Would you give the records below again, exactly and completely?

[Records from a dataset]
BEGIN
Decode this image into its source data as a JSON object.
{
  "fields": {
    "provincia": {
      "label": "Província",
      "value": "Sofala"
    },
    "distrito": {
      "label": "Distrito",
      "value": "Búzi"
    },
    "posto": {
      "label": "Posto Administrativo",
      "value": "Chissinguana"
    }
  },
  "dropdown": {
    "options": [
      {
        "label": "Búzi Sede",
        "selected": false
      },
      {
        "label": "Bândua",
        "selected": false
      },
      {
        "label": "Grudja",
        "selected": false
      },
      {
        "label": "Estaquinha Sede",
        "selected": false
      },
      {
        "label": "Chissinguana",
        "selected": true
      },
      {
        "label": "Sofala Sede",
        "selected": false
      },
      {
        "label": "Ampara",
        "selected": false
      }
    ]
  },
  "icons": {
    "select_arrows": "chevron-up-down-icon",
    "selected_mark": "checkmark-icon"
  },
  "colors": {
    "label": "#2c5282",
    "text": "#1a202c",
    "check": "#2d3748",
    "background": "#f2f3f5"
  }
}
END
— Output —
Decode this image into its source data as a JSON object.
{
  "fields": {
    "provincia": {
      "label": "Província",
      "value": "Sofala"
    },
    "distrito": {
      "label": "Distrito",
      "value": "Búzi"
    },
    "posto": {
      "label": "Posto Administrativo",
      "value": "Chissinguana"
    }
  },
  "dropdown": {
    "options": [
      {
        "label": "Búzi Sede",
        "selected": false
      },
      {
        "label": "Bândua",
        "selected": false
      },
      {
        "label": "Grudja",
        "selected": false
      },
      {
        "label": "Estaquinha Sede",
        "selected": false
      },
      {
        "label": "Chissinguana",
        "selected": true
      },
      {
        "label": "Sofala Sede",
        "selected": false
      },
      {
        "label": "Ampara",
        "selected": false
      }
    ]
  },
  "icons": {
    "select_arrows": "chevron-up-down-icon",
    "selected_mark": "checkmark-icon"
  },
  "colors": {
    "label": "#2c5282",
    "text": "#1a202c",
    "check": "#2d3748",
    "background": "#f2f3f5"
  }
}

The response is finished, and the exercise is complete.